Noah is a junior at Colorado College from New York City. He spent five summers as a camper and later returned to teach rowing for several years. Last year Noah joined the last few days of the expedition camp hike to fill in for injured leader Cole Gibson. Sumner immediately sought out Noah after learning about Cole’s injury. “You like to hike, right?” Moments later Noah was packed and in the van, heading to Vermont’s Long Trail. He quickly won over the hearts of the expedition campers by hiking in with an apple pie.

Noah Brodsky, 3rd from the right.

Walker is a junior at Clemson University from Columbia, South Carolina. He joined a long list of South Carolinian Pine Islanders three years ago when he signed on as woodshop instructor. It was Joe Kovaz who recognized Walker, his physics and chemistry student, as a potential Pine Islander. Joe was right. Walker represents the continued growth of the Monte Ball legacy of southern staff.

Walker McDonald, 2nd from the left.

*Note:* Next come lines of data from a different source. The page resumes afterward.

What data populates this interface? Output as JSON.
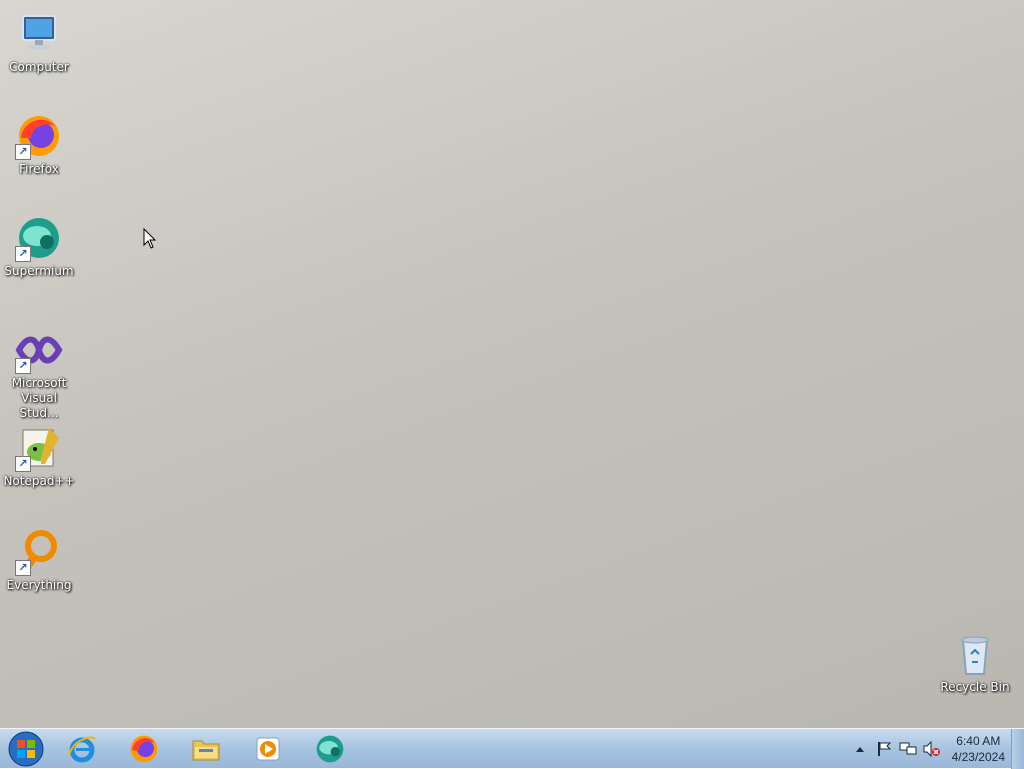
{
  "desktop": {
    "icons": [
      {
        "label": "Computer",
        "icon": "computer-icon"
      },
      {
        "label": "Firefox",
        "icon": "firefox-icon"
      },
      {
        "label": "Supermium",
        "icon": "supermium-icon"
      },
      {
        "label": "Microsoft Visual Stud...",
        "icon": "visual-studio-icon"
      },
      {
        "label": "Notepad++",
        "icon": "notepadpp-icon"
      },
      {
        "label": "Everything",
        "icon": "everything-icon"
      }
    ],
    "recycle_bin": {
      "label": "Recycle Bin",
      "icon": "recycle-bin-icon"
    }
  },
  "taskbar": {
    "start": "windows-logo-icon",
    "pinned": [
      {
        "name": "Internet Explorer",
        "icon": "internet-explorer-icon"
      },
      {
        "name": "Firefox",
        "icon": "firefox-icon"
      },
      {
        "name": "Windows Explorer",
        "icon": "folder-icon"
      },
      {
        "name": "Windows Media Player",
        "icon": "media-player-icon"
      },
      {
        "name": "Supermium",
        "icon": "supermium-icon"
      }
    ],
    "tray": {
      "icons": [
        "show-hidden-icons-icon",
        "action-center-flag-icon",
        "network-icon",
        "volume-muted-icon"
      ],
      "time": "6:40 AM",
      "date": "4/23/2024"
    }
  }
}
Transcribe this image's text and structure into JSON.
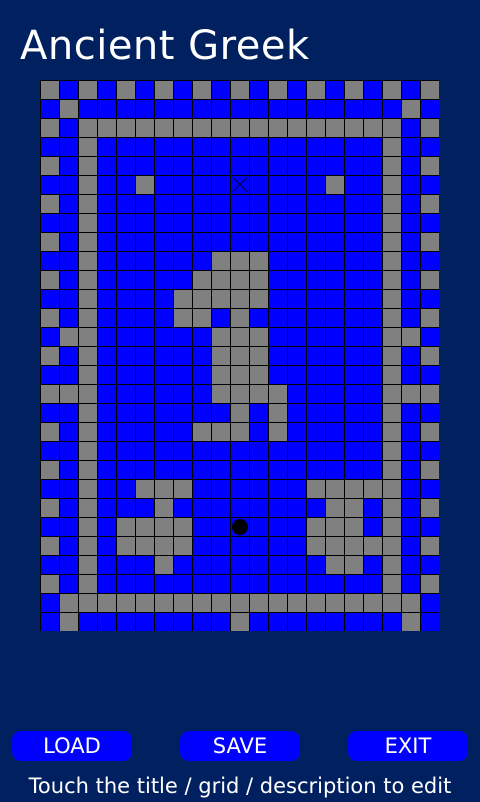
{
  "app": {
    "title": "Ancient Greek",
    "description": "Touch the title / grid / description to edit"
  },
  "buttons": {
    "load": "LOAD",
    "save": "SAVE",
    "exit": "EXIT"
  },
  "colors": {
    "background": "#002060",
    "blue_tile": "#0000ff",
    "gray_tile": "#808080",
    "grid_line": "#000000"
  },
  "board": {
    "columns": 21,
    "rows": 29,
    "legend": {
      "B": "blue tile",
      "G": "gray tile",
      "X": "crossed target tile",
      "O": "player ball"
    },
    "tiles": [
      "GBGBGBGBGBGBGBGBGBGBG",
      "BGBBBBBBBBBBBBBBBBBGB",
      "GBGGGGGGGGGGGGGGGGGBG",
      "BBGBBBBBBBBBBBBBBBGBB",
      "GBGBBBBBBBBBBBBBBBGBG",
      "BBGBBGBBBBXBBBBGBBGBB",
      "GBGBBBBBBBBBBBBBBBGBG",
      "BBGBBBBBBBBBBBBBBBGBB",
      "GBGBBBBBBBBBBBBBBBGBG",
      "BBGBBBBBBGGGBBBBBBGBB",
      "GBGBBBBBGGGGBBBBBBGBG",
      "BBGBBBBGGGGGBBBBBBGBB",
      "GBGBBBBGGBGBBBBBBBGBG",
      "BGGBBBBBBGGGBBBBBBGGB",
      "GBGBBBBBBGGGBBBBBBGBG",
      "BBGBBBBBBGGGBBBBBBGBB",
      "GGGBBBBBBGGGGBBBBBGGG",
      "BBGBBBBBBBGBGBBBBBGBB",
      "GBGBBBBBGGGBGBBBBBGBG",
      "BBGBBBBBBBBBBBBBBBGBB",
      "GBGBBBBBBBBBBBBBBBGBG",
      "BBGBBGGGBBBBBBGGGGGBB",
      "GBGBBBGBBBBBBBBGGBGBG",
      "BBGBGGGGBBOBBBGGGBGBB",
      "GBGBGGGGBBBBBBGGGGGBG",
      "BBGBBBGBBBBBBBBGGBGBB",
      "GBGBBBBBBBBBBBBBBBGBG",
      "BGGGGGGGGGGGGGGGGGGGB",
      "BGBBBBBBBBGBBBBBBBBGB"
    ]
  }
}
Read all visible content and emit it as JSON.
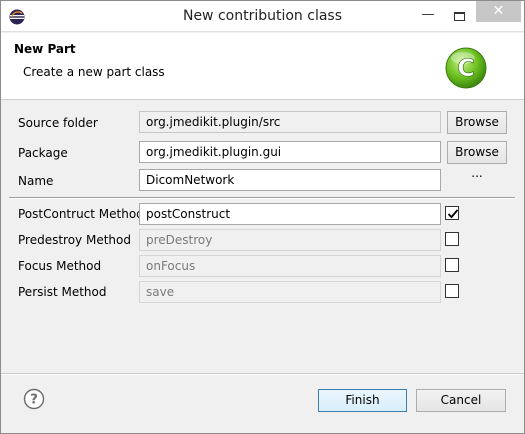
{
  "window": {
    "title": "New contribution class",
    "minimize_glyph": "—",
    "close_glyph": "✕"
  },
  "header": {
    "title": "New Part",
    "description": "Create a new part class",
    "logo_letter": "C"
  },
  "form": {
    "source_folder": {
      "label": "Source folder",
      "value": "org.jmedikit.plugin/src",
      "browse_label": "Browse ..."
    },
    "package": {
      "label": "Package",
      "value": "org.jmedikit.plugin.gui",
      "browse_label": "Browse ..."
    },
    "name": {
      "label": "Name",
      "value": "DicomNetwork"
    }
  },
  "methods": [
    {
      "label": "PostContruct Method",
      "value": "postConstruct",
      "checked": true,
      "enabled": true
    },
    {
      "label": "Predestroy Method",
      "value": "preDestroy",
      "checked": false,
      "enabled": false
    },
    {
      "label": "Focus Method",
      "value": "onFocus",
      "checked": false,
      "enabled": false
    },
    {
      "label": "Persist Method",
      "value": "save",
      "checked": false,
      "enabled": false
    }
  ],
  "footer": {
    "help_glyph": "?",
    "finish_label": "Finish",
    "cancel_label": "Cancel"
  },
  "colors": {
    "accent": "#3c7fb1",
    "logo_green": "#6cbf1f",
    "close_button": "#c7c7c7"
  }
}
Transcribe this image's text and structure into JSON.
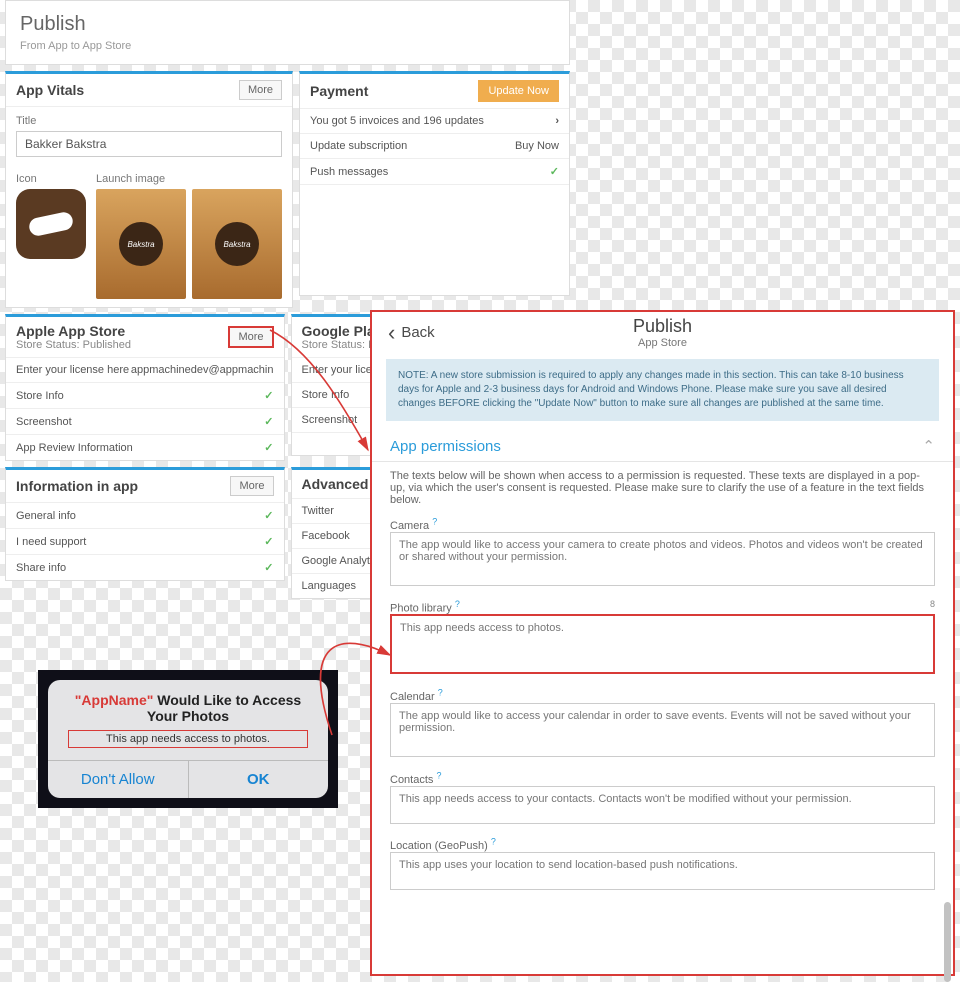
{
  "header": {
    "title": "Publish",
    "subtitle": "From App to App Store"
  },
  "vitals": {
    "heading": "App Vitals",
    "more": "More",
    "title_label": "Title",
    "title_value": "Bakker Bakstra",
    "icon_label": "Icon",
    "launch_label": "Launch image",
    "launch_badge": "Bakstra"
  },
  "payment": {
    "heading": "Payment",
    "update": "Update Now",
    "row1": "You got 5 invoices and 196 updates",
    "row2_l": "Update subscription",
    "row2_r": "Buy Now",
    "row3": "Push messages"
  },
  "apple": {
    "heading": "Apple App Store",
    "status": "Store Status: Published",
    "more": "More",
    "row1_l": "Enter your license here",
    "row1_r": "appmachinedev@appmachin",
    "row2": "Store Info",
    "row3": "Screenshot",
    "row4": "App Review Information"
  },
  "google": {
    "heading": "Google Play",
    "status": "Store Status: Pub",
    "row1": "Enter your licen",
    "row2": "Store Info",
    "row3": "Screenshot"
  },
  "info": {
    "heading": "Information in app",
    "more": "More",
    "row1": "General info",
    "row2": "I need support",
    "row3": "Share info"
  },
  "advanced": {
    "heading": "Advanced",
    "row1": "Twitter",
    "row2": "Facebook",
    "row3": "Google Analytics",
    "row4": "Languages"
  },
  "pp": {
    "back": "Back",
    "title": "Publish",
    "sub": "App Store",
    "note": "NOTE: A new store submission is required to apply any changes made in this section. This can take 8-10 business days for Apple and 2-3 business days for Android and Windows Phone. Please make sure you save all desired changes BEFORE clicking the \"Update Now\" button to make sure all changes are published at the same time.",
    "section": "App permissions",
    "intro": "The texts below will be shown when access to a permission is requested. These texts are displayed in a pop-up, via which the user's consent is requested. Please make sure to clarify the use of a feature in the text fields below.",
    "camera_lbl": "Camera",
    "camera_val": "The app would like to access your camera to create photos and videos. Photos and videos won't be created or shared without your permission.",
    "photo_lbl": "Photo library",
    "photo_val": "This app needs access to photos.",
    "cal_lbl": "Calendar",
    "cal_val": "The app would like to access your calendar in order to save events. Events will not be saved without your permission.",
    "contacts_lbl": "Contacts",
    "contacts_val": "This app needs access to your contacts. Contacts won't be modified without your permission.",
    "loc_lbl": "Location (GeoPush)",
    "loc_val": "This app uses your location to send location-based push notifications."
  },
  "ios": {
    "app": "\"AppName\"",
    "rest": "  Would Like to Access Your Photos",
    "msg": "This app needs access to photos.",
    "deny": "Don't Allow",
    "ok": "OK"
  }
}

Both Noah and Walker have traveled many miles of trails and waterways in Maine and New Hampshire and they have a combined 14 years experience at Pine Island. They are also both Wilderness First Responders. Together they will provide guidance to our 10 expedition campers as they train and prepare for – and ultimately complete – two extended camping trips. The first adventure is a 12-day canoe trip on the Penobscot, Allagash and St. John Rivers. The second is a 12-day hike tackling the most challenging 100 miles of Vermont’s Long Trail. We’re grateful to have Noah and Walker return as our expedition camp directors.